Which paint you should choose will depend on where you want to use it and the particular effect you want. High quality paint is always worth buying to achieve the best finish but you will also need to match the type of paint to the room, the surface and location (indoor or outdoor) that you will be transforming.
Paint technologists have produced specialist paints for a wide variety of purposes, and every stage of the process from sealing newly plastered surfaces to creating wear-resistant floor covers. For interior use there are a few standard paint varieties that you need to know about.
Different manufacturers describe their paint in different ways but the key distinguishing factors are: oil- or water-based paint and degree of gloss. 100% gloss paint creates a high shine finish that will show up any cracks or dents in the surface. High gloss paints can be brittle and chip more easily.
Flat paint (which has a matte finish but is not to be confused with matte paint) is the cheapest kind of interior paint, used as basic cover. It isn’t washable and you’ll have to touch it up if it gets dirty, though it does hide surface imperfections. It is not recommended as a base for faux painting, since it inhibits the glaze moving. It’s a useful paint for areas that aren’t going to get dirty and need constant retouching.
Matte paint is a type of interior paint that, though it also has a matte finish, is a pricier and higher quality product, designed to be washable and resist dirt. It typically contains special ingredients to achieve this purpose and is accordingly more expensive.
Eggshell paint has more gloss and reflectivity than matte paint, but rather than being shiny has the low sheen that you can see on your breakfast egg. It is also used for interior painting.
Pearl and satin paints have a medium degree of shine and create a smoother, more reflective finish. There is little difference between them, with the precise term used dependent on the manufacturer.
Satin and pearl paints are the products of choice for faux painting. They are durable and washable paints suitable for various purposes and surfaces in the home, including both woodwork and walls. In general, the higher gloss percentage, the more water-resistant the paint is, making these ideal for kitchens and bathrooms. For faux painting they are the ideal undercoat, because they do not allow rapid drying and the applied paint can be spread about easily.
Semi-gloss paint is similar to pearl and satin paint, but more reflective. It has the same advantages of being washable and versatile. It is particularly suitable for wood but, with a higher degree of shine, it has a lower capacity to conceal any flaws in the surface.
Gloss paint, at the top of the scale, is high-shine and hence not suitable for all surfaces. If the item or area to be painted is pitted or cracked, it will need dedicated filling and sanding, as any flaws will show clearly. Lower gloss paint may be required.

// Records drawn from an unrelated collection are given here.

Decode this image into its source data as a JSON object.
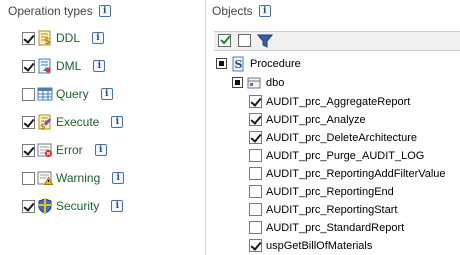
{
  "operation_types": {
    "title": "Operation types",
    "items": [
      {
        "label": "DDL",
        "checked": true,
        "icon": "ddl-icon"
      },
      {
        "label": "DML",
        "checked": true,
        "icon": "dml-icon"
      },
      {
        "label": "Query",
        "checked": false,
        "icon": "query-table-icon"
      },
      {
        "label": "Execute",
        "checked": true,
        "icon": "execute-icon"
      },
      {
        "label": "Error",
        "checked": true,
        "icon": "error-icon"
      },
      {
        "label": "Warning",
        "checked": false,
        "icon": "warning-icon"
      },
      {
        "label": "Security",
        "checked": true,
        "icon": "security-shield-icon"
      }
    ]
  },
  "objects": {
    "title": "Objects",
    "toolbar": [
      "select-all-icon",
      "deselect-all-icon",
      "filter-icon"
    ],
    "procedure_label": "Procedure",
    "schema_label": "dbo",
    "items": [
      {
        "label": "AUDIT_prc_AggregateReport",
        "checked": true
      },
      {
        "label": "AUDIT_prc_Analyze",
        "checked": true
      },
      {
        "label": "AUDIT_prc_DeleteArchitecture",
        "checked": true
      },
      {
        "label": "AUDIT_prc_Purge_AUDIT_LOG",
        "checked": false
      },
      {
        "label": "AUDIT_prc_ReportingAddFilterValue",
        "checked": false
      },
      {
        "label": "AUDIT_prc_ReportingEnd",
        "checked": false
      },
      {
        "label": "AUDIT_prc_ReportingStart",
        "checked": false
      },
      {
        "label": "AUDIT_prc_StandardReport",
        "checked": false
      },
      {
        "label": "uspGetBillOfMaterials",
        "checked": true
      }
    ]
  },
  "colors": {
    "label_green": "#1f5f2a",
    "info_blue": "#2a4d85"
  }
}
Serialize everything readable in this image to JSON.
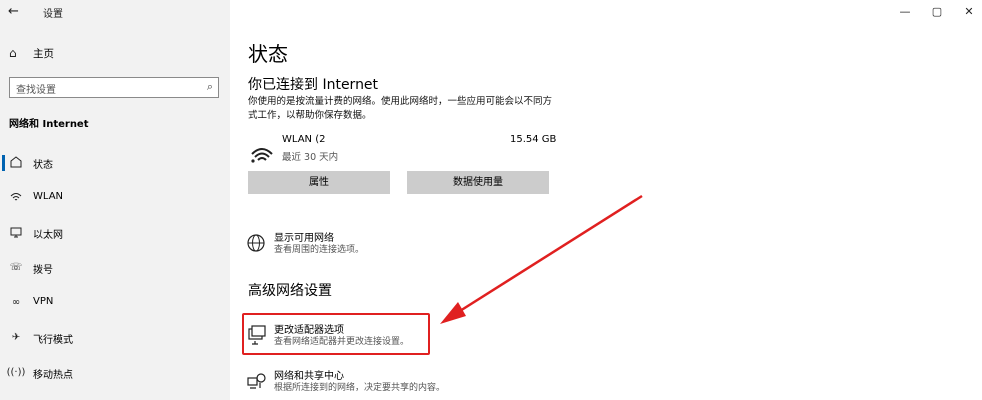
{
  "window": {
    "title": "设置",
    "controls": {
      "minimize": "—",
      "maximize": "▢",
      "close": "✕"
    }
  },
  "sidebar": {
    "home_label": "主页",
    "search_placeholder": "查找设置",
    "section_header": "网络和 Internet",
    "items": [
      {
        "label": "状态",
        "icon": "home-status-icon",
        "active": true
      },
      {
        "label": "WLAN",
        "icon": "wifi-icon"
      },
      {
        "label": "以太网",
        "icon": "ethernet-icon"
      },
      {
        "label": "拨号",
        "icon": "dialup-icon"
      },
      {
        "label": "VPN",
        "icon": "vpn-icon"
      },
      {
        "label": "飞行模式",
        "icon": "airplane-icon"
      },
      {
        "label": "移动热点",
        "icon": "hotspot-icon"
      }
    ]
  },
  "main": {
    "title": "状态",
    "connected_heading": "你已连接到 Internet",
    "description": "你使用的是按流量计费的网络。使用此网络时，一些应用可能会以不同方式工作，以帮助你保存数据。",
    "network": {
      "name": "WLAN (2",
      "subtitle": "最近 30 天内",
      "usage": "15.54 GB"
    },
    "buttons": {
      "properties": "属性",
      "data_usage": "数据使用量"
    },
    "show_networks": {
      "title": "显示可用网络",
      "subtitle": "查看周围的连接选项。"
    },
    "advanced_heading": "高级网络设置",
    "adapter_options": {
      "title": "更改适配器选项",
      "subtitle": "查看网络适配器并更改连接设置。"
    },
    "sharing_center": {
      "title": "网络和共享中心",
      "subtitle": "根据所连接到的网络，决定要共享的内容。"
    }
  },
  "colors": {
    "accent": "#0063b1",
    "annotation_red": "#e02020",
    "sidebar_bg": "#f2f2f2",
    "button_bg": "#cccccc"
  }
}
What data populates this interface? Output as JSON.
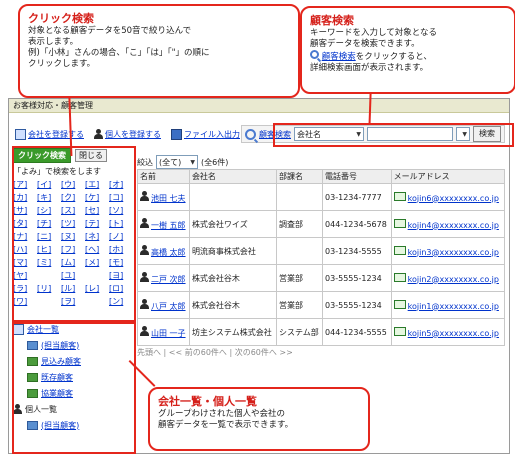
{
  "window": {
    "title": "お客様対応・顧客管理"
  },
  "toolbar": {
    "register_company": "会社を登録する",
    "register_person": "個人を登録する",
    "file_io": "ファイル入出力"
  },
  "search": {
    "link": "顧客検索",
    "field_select": "会社名",
    "field_options": [
      "会社名"
    ],
    "button": "検索"
  },
  "kana_panel": {
    "title": "クリック検索",
    "close": "閉じる",
    "hint": "「よみ」で検索をします",
    "kana": [
      "[ア]",
      "[イ]",
      "[ウ]",
      "[エ]",
      "[オ]",
      "[カ]",
      "[キ]",
      "[ク]",
      "[ケ]",
      "[コ]",
      "[サ]",
      "[シ]",
      "[ス]",
      "[セ]",
      "[ソ]",
      "[タ]",
      "[チ]",
      "[ツ]",
      "[テ]",
      "[ト]",
      "[ナ]",
      "[ニ]",
      "[ヌ]",
      "[ネ]",
      "[ノ]",
      "[ハ]",
      "[ヒ]",
      "[フ]",
      "[ヘ]",
      "[ホ]",
      "[マ]",
      "[ミ]",
      "[ム]",
      "[メ]",
      "[モ]",
      "[ヤ]",
      "",
      "[ユ]",
      "",
      "[ヨ]",
      "[ラ]",
      "[リ]",
      "[ル]",
      "[レ]",
      "[ロ]",
      "[ワ]",
      "",
      "[ヲ]",
      "",
      "[ン]"
    ]
  },
  "groups": {
    "company_list": "会社一覧",
    "company_items": [
      "(担当顧客)",
      "見込み顧客",
      "既存顧客",
      "協業顧客"
    ],
    "person_list": "個人一覧",
    "person_items": [
      "(担当顧客)"
    ]
  },
  "filter": {
    "label": "絞込",
    "select": "(全て)",
    "count": "(全6件)"
  },
  "table": {
    "headers": [
      "名前",
      "会社名",
      "部課名",
      "電話番号",
      "メールアドレス"
    ],
    "rows": [
      [
        "池田 七夫",
        "",
        "",
        "03-1234-7777",
        "kojin6@xxxxxxxx.co.jp"
      ],
      [
        "一樹 五郎",
        "株式会社ワイズ",
        "調査部",
        "044-1234-5678",
        "kojin4@xxxxxxxx.co.jp"
      ],
      [
        "高橋 太郎",
        "明流商事株式会社",
        "",
        "03-1234-5555",
        "kojin3@xxxxxxxx.co.jp"
      ],
      [
        "二戸 次郎",
        "株式会社谷木",
        "営業部",
        "03-5555-1234",
        "kojin2@xxxxxxxx.co.jp"
      ],
      [
        "八戸 太郎",
        "株式会社谷木",
        "営業部",
        "03-5555-1234",
        "kojin1@xxxxxxxx.co.jp"
      ],
      [
        "山田 一子",
        "坊主システム株式会社",
        "システム部",
        "044-1234-5555",
        "kojin5@xxxxxxxx.co.jp"
      ]
    ]
  },
  "pager": "先頭へ | << 前の60件へ | 次の60件へ >>",
  "callouts": {
    "kana": {
      "title": "クリック検索",
      "lines": [
        "対象となる顧客データを50音で絞り込んで",
        "表示します。",
        "例)「小林」さんの場合、「こ」「は」「\"」の順に",
        "クリックします。"
      ]
    },
    "search": {
      "title": "顧客検索",
      "lines": [
        "キーワードを入力して対象となる",
        "顧客データを検索できます。"
      ],
      "link_word": "顧客検索",
      "after_link": "をクリックすると、",
      "last": "詳細検索画面が表示されます。"
    },
    "list": {
      "title": "会社一覧・個人一覧",
      "lines": [
        "グループわけされた個人や会社の",
        "顧客データを一覧で表示できます。"
      ]
    }
  }
}
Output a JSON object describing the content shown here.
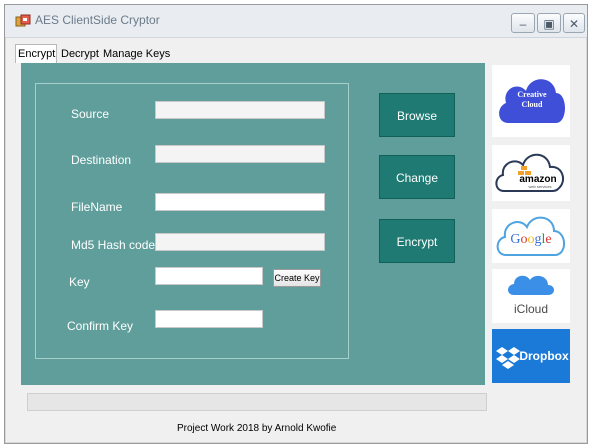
{
  "window": {
    "title": "AES ClientSide Cryptor",
    "controls": [
      "minimize-icon",
      "maximize-icon",
      "close-icon"
    ]
  },
  "tabs": [
    {
      "label": "Encrypt",
      "active": true
    },
    {
      "label": "Decrypt",
      "active": false
    },
    {
      "label": "Manage Keys",
      "active": false
    }
  ],
  "form": {
    "source_label": "Source",
    "source_value": "",
    "destination_label": "Destination",
    "destination_value": "",
    "filename_label": "FileName",
    "filename_value": "",
    "md5_label": "Md5 Hash code",
    "md5_value": "",
    "key_label": "Key",
    "key_value": "",
    "create_key_label": "Create Key",
    "confirm_key_label": "Confirm Key",
    "confirm_key_value": ""
  },
  "actions": {
    "browse_label": "Browse",
    "change_label": "Change",
    "encrypt_label": "Encrypt"
  },
  "cloud_services": {
    "creative_cloud": "Creative Cloud",
    "amazon": "amazon",
    "amazon_sub": "web services",
    "google": "Google",
    "icloud": "iCloud",
    "dropbox": "Dropbox"
  },
  "footer": {
    "text": "Project Work 2018 by Arnold Kwofie"
  },
  "colors": {
    "panel": "#5f9e9b",
    "action_button": "#1f7a73",
    "dropbox": "#1b7ad8"
  }
}
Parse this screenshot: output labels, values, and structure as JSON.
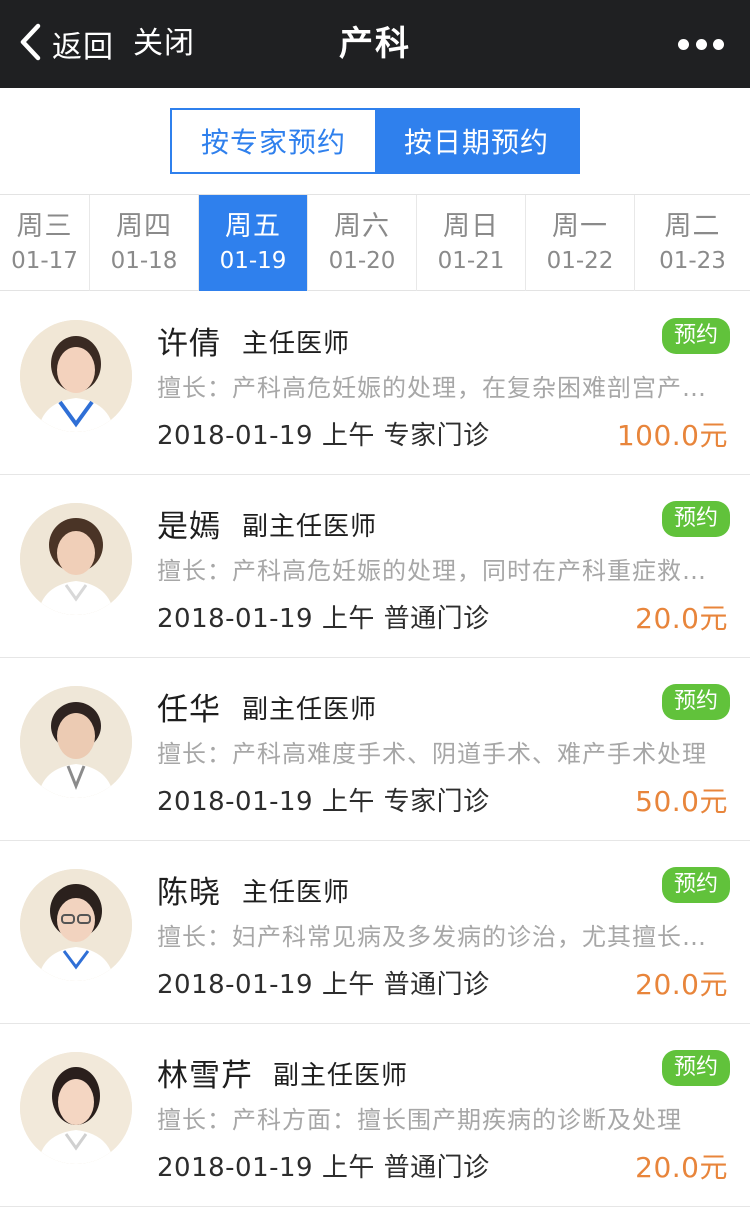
{
  "nav": {
    "back_label": "返回",
    "close_label": "关闭",
    "title": "产科",
    "more_icon": "more-dots-icon"
  },
  "segment": {
    "by_expert": "按专家预约",
    "by_date": "按日期预约",
    "active": "by_date"
  },
  "dates": [
    {
      "weekday": "周三",
      "date": "01-17"
    },
    {
      "weekday": "周四",
      "date": "01-18"
    },
    {
      "weekday": "周五",
      "date": "01-19"
    },
    {
      "weekday": "周六",
      "date": "01-20"
    },
    {
      "weekday": "周日",
      "date": "01-21"
    },
    {
      "weekday": "周一",
      "date": "01-22"
    },
    {
      "weekday": "周二",
      "date": "01-23"
    }
  ],
  "selected_date_index": 2,
  "book_label": "预约",
  "doctors": [
    {
      "name": "许倩",
      "title": "主任医师",
      "specialty": "擅长：产科高危妊娠的处理，在复杂困难剖宫产手术方面经验丰富",
      "slot": "2018-01-19 上午 专家门诊",
      "price": "100.0元"
    },
    {
      "name": "是嫣",
      "title": "副主任医师",
      "specialty": "擅长：产科高危妊娠的处理，同时在产科重症救治方面经验丰富",
      "slot": "2018-01-19 上午 普通门诊",
      "price": "20.0元"
    },
    {
      "name": "任华",
      "title": "副主任医师",
      "specialty": "擅长：产科高难度手术、阴道手术、难产手术处理",
      "slot": "2018-01-19 上午 专家门诊",
      "price": "50.0元"
    },
    {
      "name": "陈晓",
      "title": "主任医师",
      "specialty": "擅长：妇产科常见病及多发病的诊治，尤其擅长高危妊娠管理",
      "slot": "2018-01-19 上午 普通门诊",
      "price": "20.0元"
    },
    {
      "name": "林雪芹",
      "title": "副主任医师",
      "specialty": "擅长：产科方面：擅长围产期疾病的诊断及处理",
      "slot": "2018-01-19 上午 普通门诊",
      "price": "20.0元"
    }
  ],
  "colors": {
    "nav_bg": "#1f2022",
    "accent": "#2f80ed",
    "badge": "#61c23b",
    "price": "#e8853b",
    "muted": "#a7a7a7"
  }
}
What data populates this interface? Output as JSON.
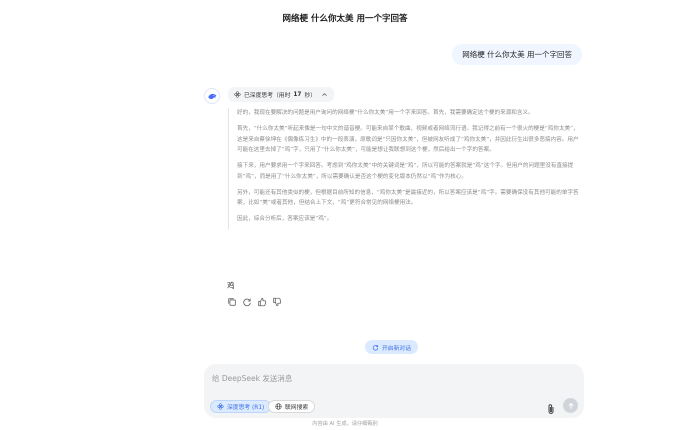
{
  "header": {
    "title": "网络梗 什么你太美 用一个字回答"
  },
  "conversation": {
    "user_message": "网络梗 什么你太美 用一个字回答",
    "thinking": {
      "toggle_label": "已深度思考（用时",
      "seconds": "17",
      "seconds_suffix": "秒）",
      "paragraphs": [
        "好的，我现在要解决的问题是用户询问的网络梗“什么你太美”用一个字来回答。首先，我需要确定这个梗的来源和含义。",
        "首先，“什么你太美”听起来像是一句中文的谐音梗。可能来自某个歌曲、视频或者网络流行语。我记得之前有一个很火的梗是“鸡你太美”，这是来自蔡徐坤在《偶像练习生》中的一段表演，原歌词是“只因你太美”，但被网友听成了“鸡你太美”，并因此衍生出很多恶搞内容。用户可能在这里去掉了“鸡”字，只用了“什么你太美”，可能是想让我联想到这个梗，然后给出一个字的答案。",
        "接下来，用户要求用一个字来回答。考虑到“鸡你太美”中的关键词是“鸡”，所以可能的答案就是“鸡”这个字。但用户的问题里没有直接提到“鸡”，而是用了“什么你太美”，所以需要确认是否这个梗的变化版本仍然以“鸡”作为核心。",
        "另外，可能还有其他类似的梗，但根据目前所知的信息，“鸡你太美”是最接近的，所以答案应该是“鸡”字。需要确保没有其他可能的单字答案，比如“美”或者其他，但结合上下文，“鸡”更符合常见的网络梗用法。",
        "因此，综合分析后，答案应该是“鸡”。"
      ]
    },
    "answer": "鸡",
    "actions": [
      "copy-icon",
      "regenerate-icon",
      "thumbs-up-icon",
      "thumbs-down-icon"
    ]
  },
  "new_chat": {
    "label": "开启新对话"
  },
  "composer": {
    "placeholder": "给 DeepSeek 发送消息",
    "deep_think_label": "深度思考 (R1)",
    "web_search_label": "联网搜索"
  },
  "footer": {
    "note": "内容由 AI 生成，请仔细甄别"
  },
  "colors": {
    "accent": "#3b6fe6",
    "accent_bg": "#dbeafe",
    "user_bubble": "#eff6ff"
  }
}
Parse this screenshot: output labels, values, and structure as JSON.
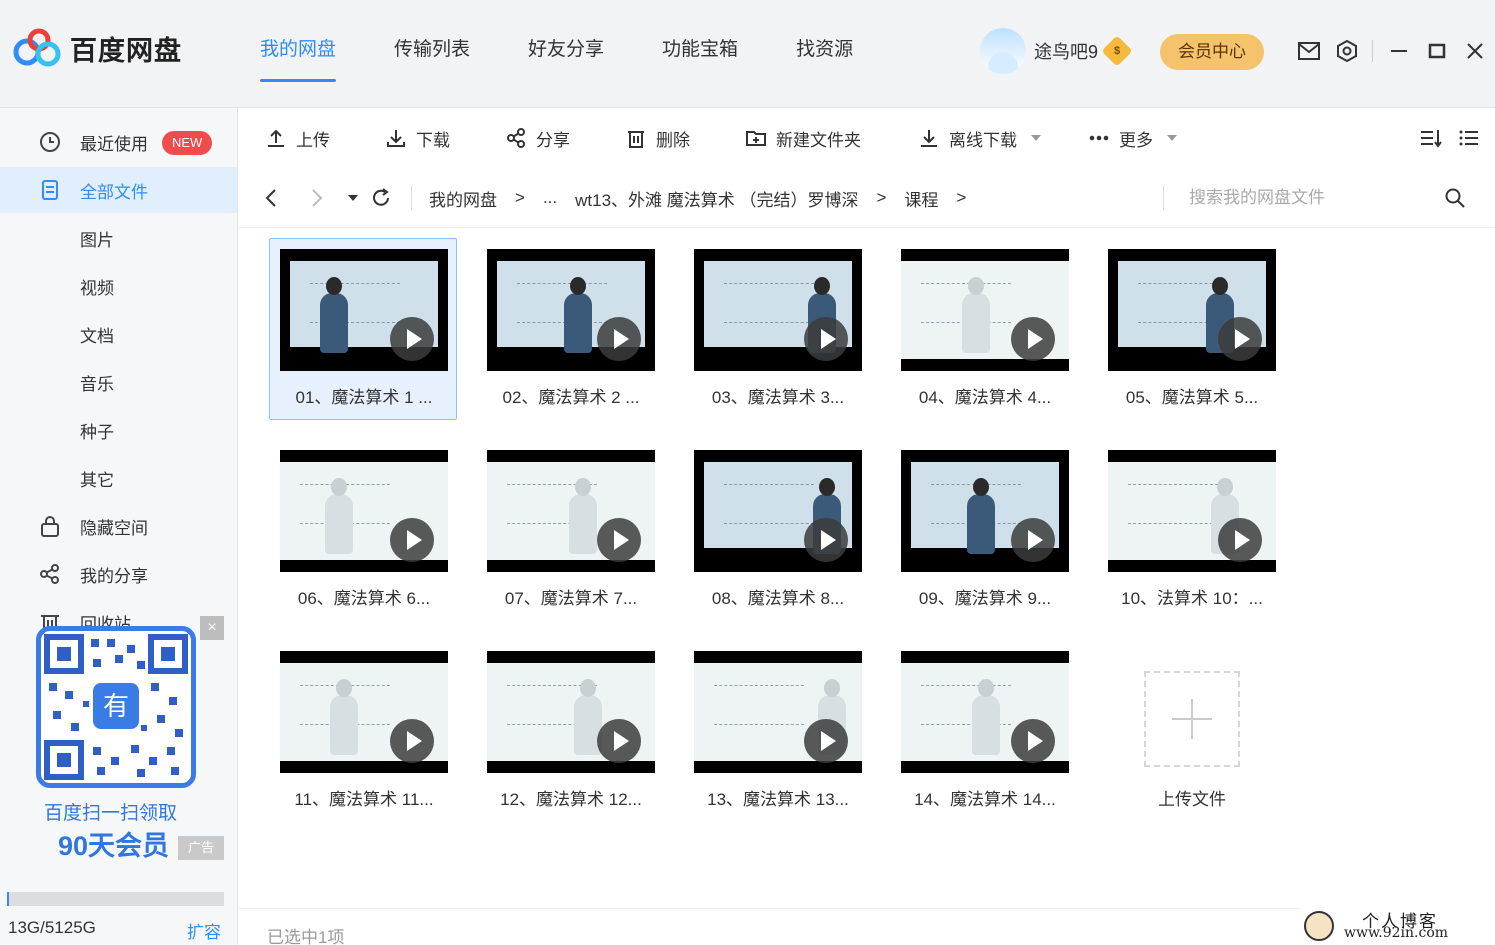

To achieve the best possible results, pay attention to your paints. Don’t skimp and be sure that you are using the right paint in the right place. Mistakes may cost you dearly. Your faux painting effect will only be as good as the materials you use.